The odds ratios for any frequency of moderate exercise were 0.61 (95% CI 0.43 to 0.88; P = 0.008) for midlife (age of 50 to 65 years) and 0.68 (95% CI 0.49 to 0.93; P = 0.02) for late selleck products life. A recent meta-analysis reported by Hamer and Chida  included 16 studies with exercise measures, including 163,797 controls at baseline and 3,219 incident cases of dementia or PD. The authors found that the relative risks in the highest physical activity category compared with the lowest were 0.72 (95% CI 0.60 to 0.86; P < 0.001) for dementia, 0.55 (95% CI 0.36 to 0.84; P = 0.006) for AD, and 0.82 (95% CI 0.57 to 1.18; P = 0.28) for PD. While this provides support that exercise may be protective against dementia, there is less support of its being protective against dementia in PD.

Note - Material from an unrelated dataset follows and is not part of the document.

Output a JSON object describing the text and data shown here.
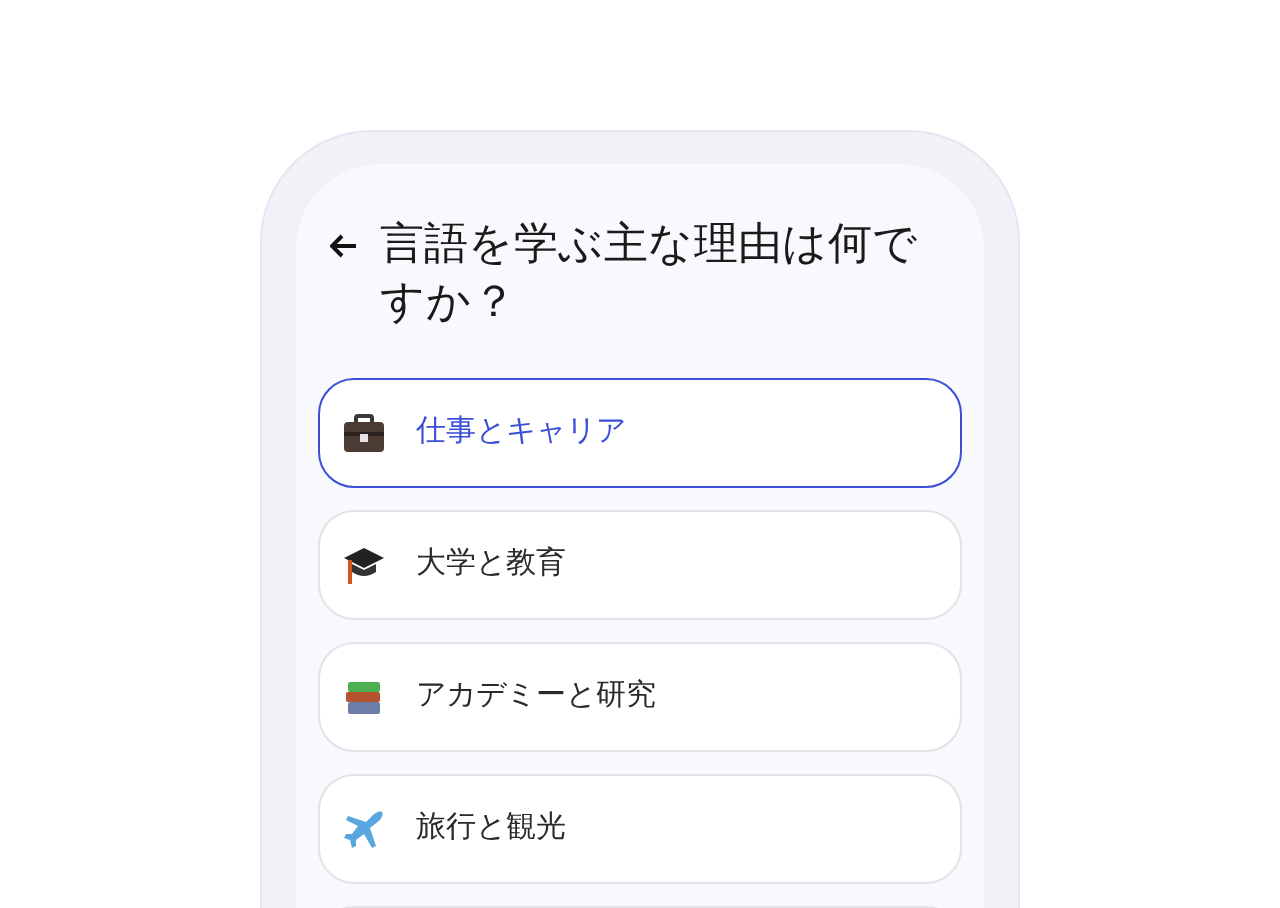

Aarsland and colleagues  completed a meta-analysis evaluating whether exercise might protect against VaD and found five studies that met criteria for meta-analysis, including 10,108 nondemented control subjects and 374 individuals with VaD. The meta -analysis demonstrated a significant association between physical exercise and a reduced risk of developing VaD (odds ratio 0.62, 95% CI 0.42 to 0.92). 3. Randomized control trials A recent Cochrane systematic review of 11 studies of aerobic exercise programs for healthy older persons  indicated that 8 of the studies reported cognitive improvement associated with fitness improvement. According to the review, the largest and most consistent cognitive effects in meta-analyses were observed on measures of cognitive speed and attention.

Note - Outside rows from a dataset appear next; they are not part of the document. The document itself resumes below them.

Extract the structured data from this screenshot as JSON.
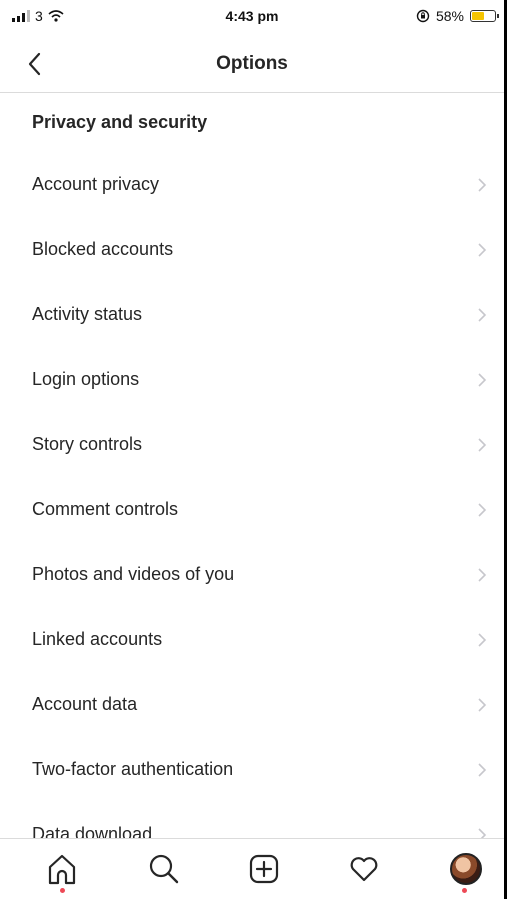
{
  "status_bar": {
    "carrier": "3",
    "time": "4:43 pm",
    "battery_percent": "58%",
    "battery_level": 0.58,
    "battery_color": "#f5c400"
  },
  "nav": {
    "title": "Options",
    "back_icon": "chevron-left-icon"
  },
  "section": {
    "header": "Privacy and security"
  },
  "items": [
    {
      "label": "Account privacy"
    },
    {
      "label": "Blocked accounts"
    },
    {
      "label": "Activity status"
    },
    {
      "label": "Login options"
    },
    {
      "label": "Story controls"
    },
    {
      "label": "Comment controls"
    },
    {
      "label": "Photos and videos of you"
    },
    {
      "label": "Linked accounts"
    },
    {
      "label": "Account data"
    },
    {
      "label": "Two-factor authentication"
    },
    {
      "label": "Data download"
    }
  ],
  "tab_bar": {
    "tabs": [
      "home-icon",
      "search-icon",
      "add-post-icon",
      "heart-icon",
      "profile-avatar"
    ],
    "notification_color": "#ed4956"
  }
}
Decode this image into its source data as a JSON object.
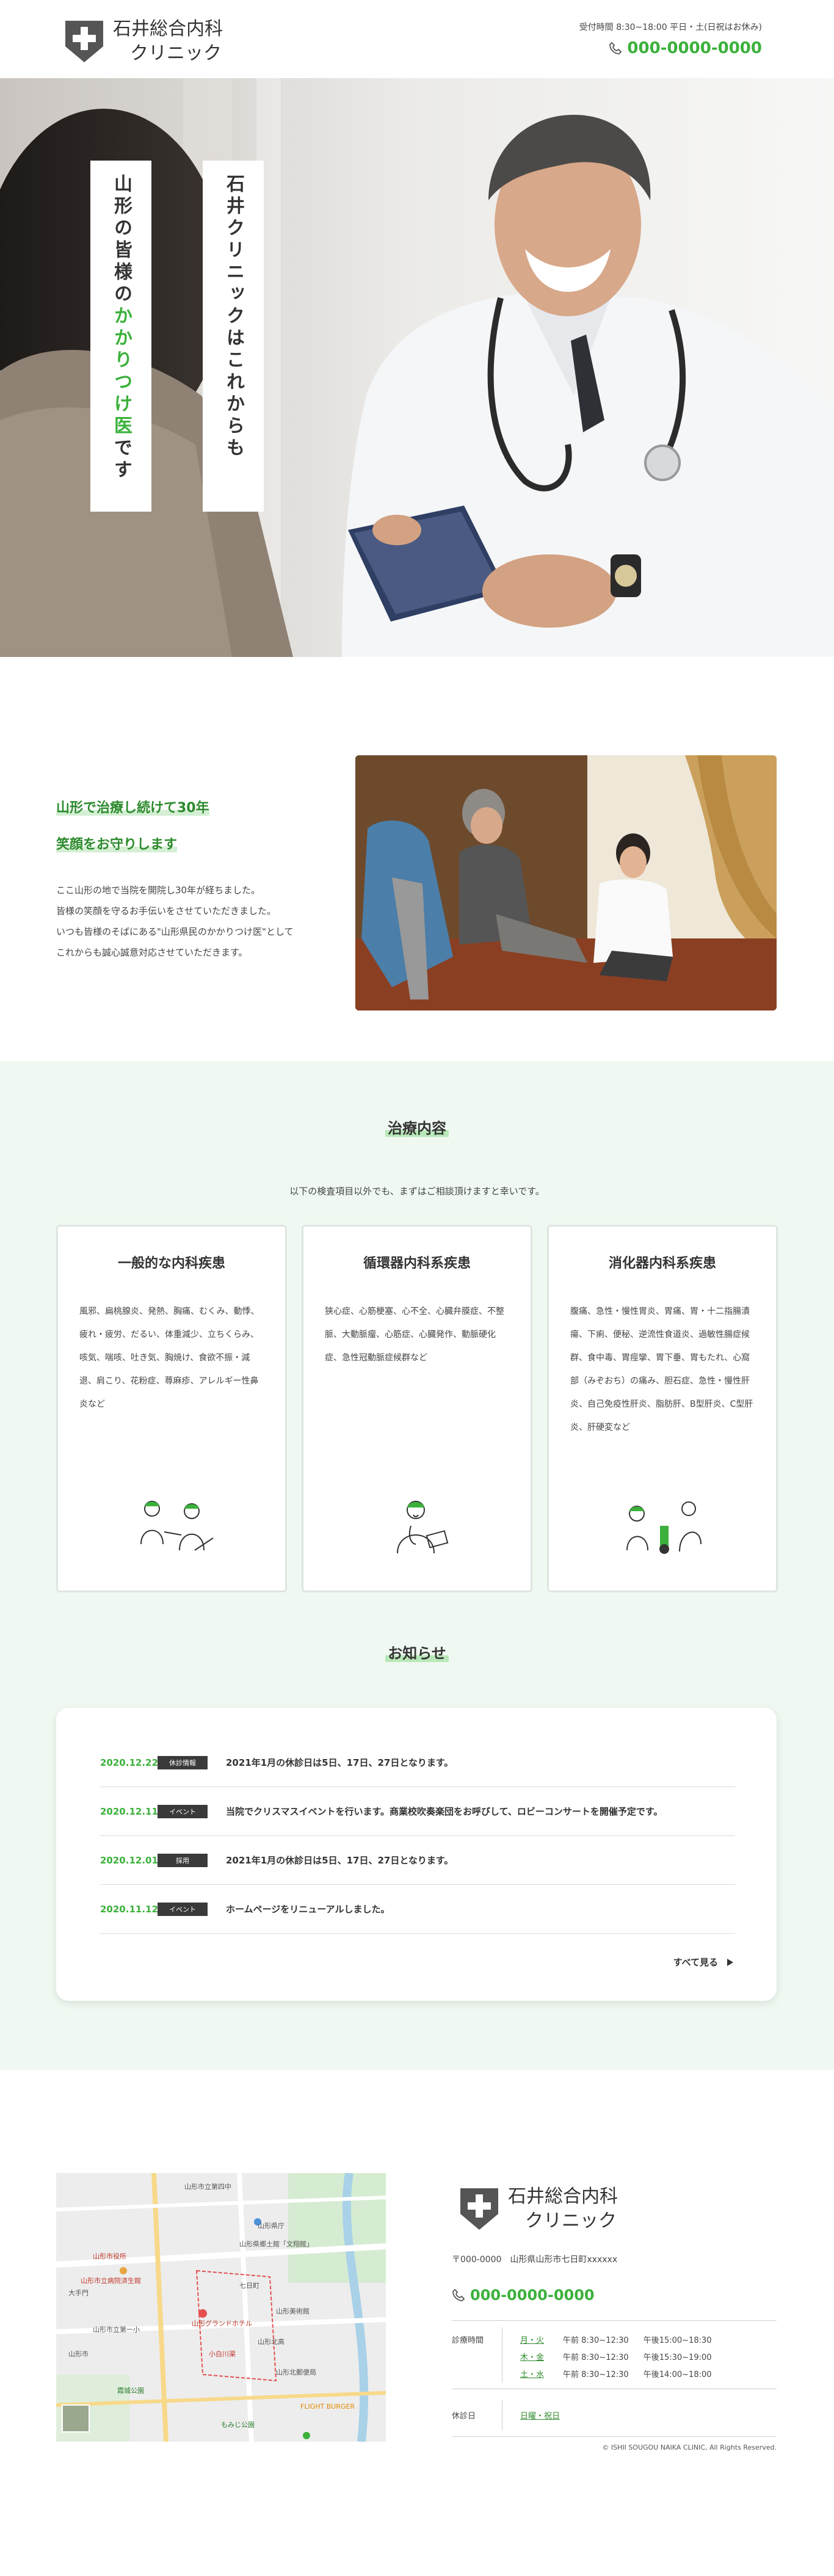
{
  "header": {
    "logo_line1": "石井総合内科",
    "logo_line2": "クリニック",
    "hours": "受付時間 8:30~18:00 平日・土(日祝はお休み)",
    "tel": "000-0000-0000"
  },
  "hero": {
    "vtext_right": "石井クリニックはこれからも",
    "vtext_left_pre": "山形の皆様の",
    "vtext_left_hl": "かかりつけ医",
    "vtext_left_post": "です"
  },
  "intro": {
    "title1": "山形で治療し続けて30年",
    "title2": "笑顔をお守りします",
    "lines": [
      "ここ山形の地で当院を開院し30年が経ちました。",
      "皆様の笑顔を守るお手伝いをさせていただきました。",
      "いつも皆様のそばにある\"山形県民のかかりつけ医\"として",
      "これからも誠心誠意対応させていただきます。"
    ]
  },
  "services": {
    "title": "治療内容",
    "subtitle": "以下の検査項目以外でも、まずはご相談頂けますと幸いです。",
    "cards": [
      {
        "title": "一般的な内科疾患",
        "text": "風邪、扁桃腺炎、発熱、胸痛、むくみ、動悸、疲れ・疲労、だるい、体重減少、立ちくらみ、咳気、喘咳、吐き気、胸焼け、食欲不振・減退、肩こり、花粉症、蕁麻疹、アレルギー性鼻炎など"
      },
      {
        "title": "循環器内科系疾患",
        "text": "狭心症、心筋梗塞、心不全、心臓弁膜症、不整脈、大動脈瘤、心筋症、心臓発作、動脈硬化症、急性冠動脈症候群など"
      },
      {
        "title": "消化器内科系疾患",
        "text": "腹痛、急性・慢性胃炎、胃痛、胃・十二指腸潰瘍、下痢、便秘、逆流性食道炎、過敏性腸症候群、食中毒、胃痙攣、胃下垂、胃もたれ、心窩部（みぞおち）の痛み、胆石症、急性・慢性肝炎、自己免疫性肝炎、脂肪肝、B型肝炎、C型肝炎、肝硬変など"
      }
    ]
  },
  "news": {
    "title": "お知らせ",
    "items": [
      {
        "date": "2020.12.22",
        "tag": "休診情報",
        "text": "2021年1月の休診日は5日、17日、27日となります。"
      },
      {
        "date": "2020.12.11",
        "tag": "イベント",
        "text": "当院でクリスマスイベントを行います。商業校吹奏楽団をお呼びして、ロビーコンサートを開催予定です。"
      },
      {
        "date": "2020.12.01",
        "tag": "採用",
        "text": "2021年1月の休診日は5日、17日、27日となります。"
      },
      {
        "date": "2020.11.12",
        "tag": "イベント",
        "text": "ホームページをリニューアルしました。"
      }
    ],
    "more": "すべて見る"
  },
  "footer": {
    "logo_line1": "石井総合内科",
    "logo_line2": "クリニック",
    "address": "〒000-0000　山形県山形市七日町xxxxxx",
    "tel": "000-0000-0000",
    "hours_label": "診療時間",
    "schedule": [
      {
        "day": "月・火",
        "am": "午前 8:30~12:30",
        "pm": "午後15:00~18:30"
      },
      {
        "day": "木・金",
        "am": "午前 8:30~12:30",
        "pm": "午後15:30~19:00"
      },
      {
        "day": "土・水",
        "am": "午前 8:30~12:30",
        "pm": "午後14:00~18:00"
      }
    ],
    "holiday_label": "休診日",
    "holiday": "日曜・祝日",
    "copyright": "© ISHII SOUGOU NAIKA CLINIC, All Rights Reserved."
  },
  "map": {
    "labels": [
      "山形市立第四中",
      "山形県庁",
      "山形市役所",
      "山形県郷土館「文翔館」",
      "七日町",
      "大手門",
      "山形グランドホテル",
      "山形市立病院済生館",
      "山形美術館",
      "山形市立第一小",
      "山形北高",
      "山形市",
      "霞城公園",
      "FLIGHT BURGER",
      "もみじ公園",
      "山形北郵便局",
      "小白川渠"
    ]
  },
  "colors": {
    "accent": "#3bb13b",
    "bg_light": "#f0f9f1",
    "tag_bg": "#3a3a3a"
  },
  "icons": [
    "shield-cross-icon",
    "phone-icon",
    "arrow-right-icon"
  ]
}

Changes across other cognitive domains (for example, memory, language, and visuospatial) were also present but varied across individual studies. In a single-blind study  from Australia, moderate exercise (50 minutes three times per week for 6 months) was shown to enhance cognition in cognitively normal older persons as well as in individuals Anacetrapib who complained of memory difficulty. This was a randomized controlled trial of a 24-week physical activity intervention with a total of 170 participants, and 138 participants completed the 18-month assessment. The main outcome measure was the Alzheimer’s Disease Assessment Scale-Cognitive Subscale (ADAS-Cog) at 18 months. The investigators found that, in an intent-to-treat analysis, participants in the intervention group improved 0.26 points (95% CI -0.

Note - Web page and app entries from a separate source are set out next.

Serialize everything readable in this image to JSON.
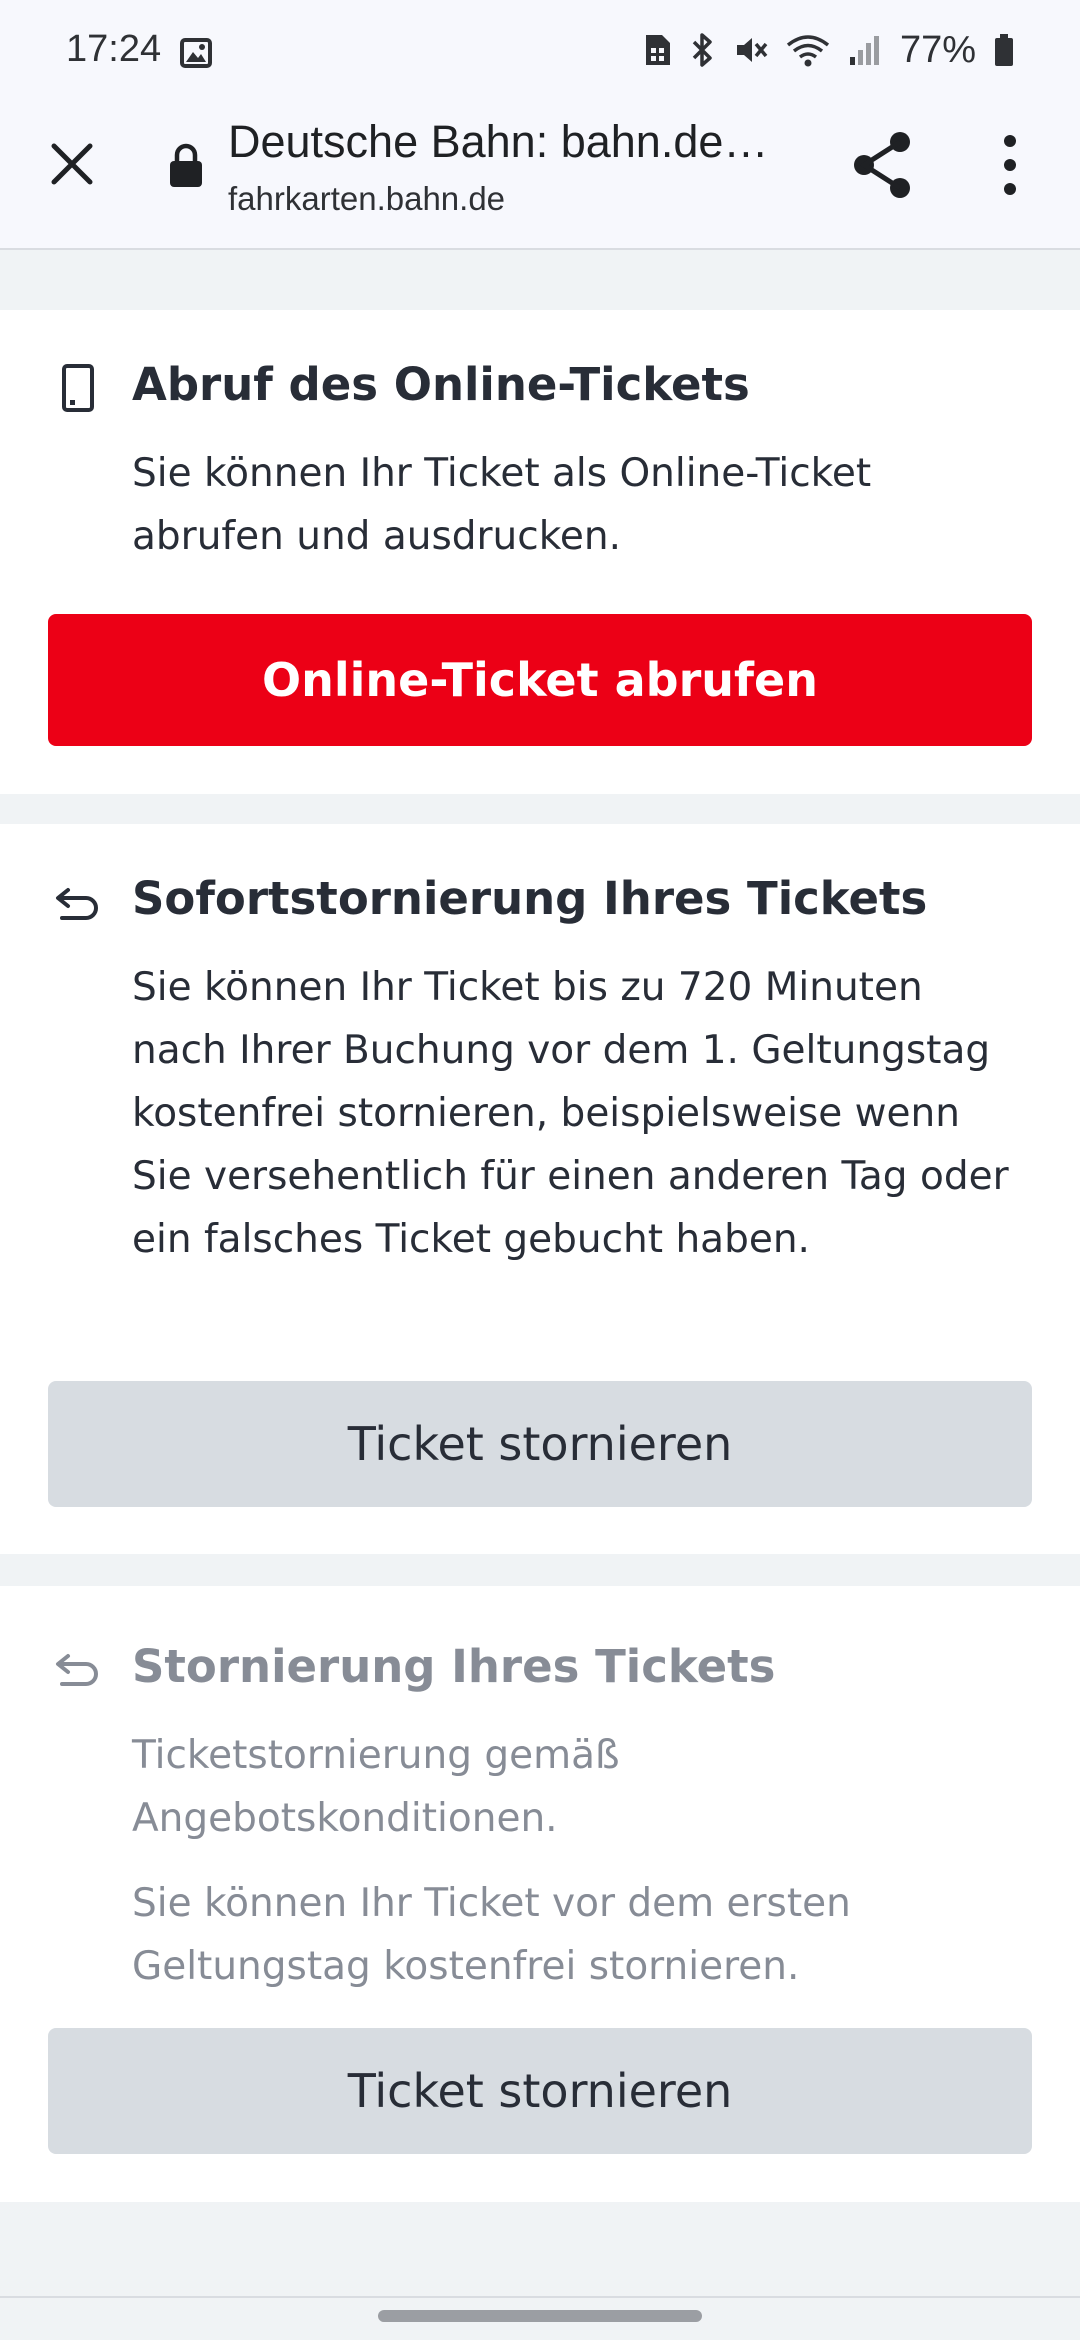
{
  "status_bar": {
    "time": "17:24",
    "battery_percent": "77%",
    "icons": [
      "gallery-icon",
      "sim-icon",
      "bluetooth-icon",
      "mute-icon",
      "wifi-icon",
      "signal-icon",
      "battery-icon"
    ]
  },
  "browser": {
    "title": "Deutsche Bahn: bahn.de…",
    "url": "fahrkarten.bahn.de"
  },
  "online_ticket": {
    "title": "Abruf des Online-Tickets",
    "text": "Sie können Ihr Ticket als Online-Ticket abrufen und ausdrucken.",
    "button": "Online-Ticket abrufen"
  },
  "instant_cancel": {
    "title": "Sofortstornierung Ihres Tickets",
    "text": "Sie können Ihr Ticket bis zu 720 Minuten nach Ihrer Buchung vor dem 1. Geltungstag kostenfrei stornieren, beispielsweise wenn Sie versehentlich für einen anderen Tag oder ein falsches Ticket gebucht haben.",
    "button": "Ticket stornieren"
  },
  "cancel": {
    "title": "Stornierung Ihres Tickets",
    "text1": "Ticketstornierung gemäß Angebotskonditionen.",
    "text2": "Sie können Ihr Ticket vor dem ersten Geltungstag kostenfrei stornieren.",
    "button": "Ticket stornieren"
  },
  "colors": {
    "primary_red": "#ec0016",
    "secondary_button": "#d7dce1",
    "text_dark": "#282d37",
    "text_muted": "#878c96",
    "page_background": "#f0f3f5"
  }
}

89 to 0.54) and those in the usual care group deteriorated 1.04 points (95% CI 0.32 to 1.82) on the ADAS-Cog at the end of the intervention. This showed a modest improvement at 18 months after 6 months of exercise intervention. In a randomized control trial by Erikson and colleagues , 120 cognitively normal sedentary adults from 55 to 80 years old were randomly selleck bio assigned to aerobic exercise (building up to walking 40 minutes four times per week) or toning and stretching.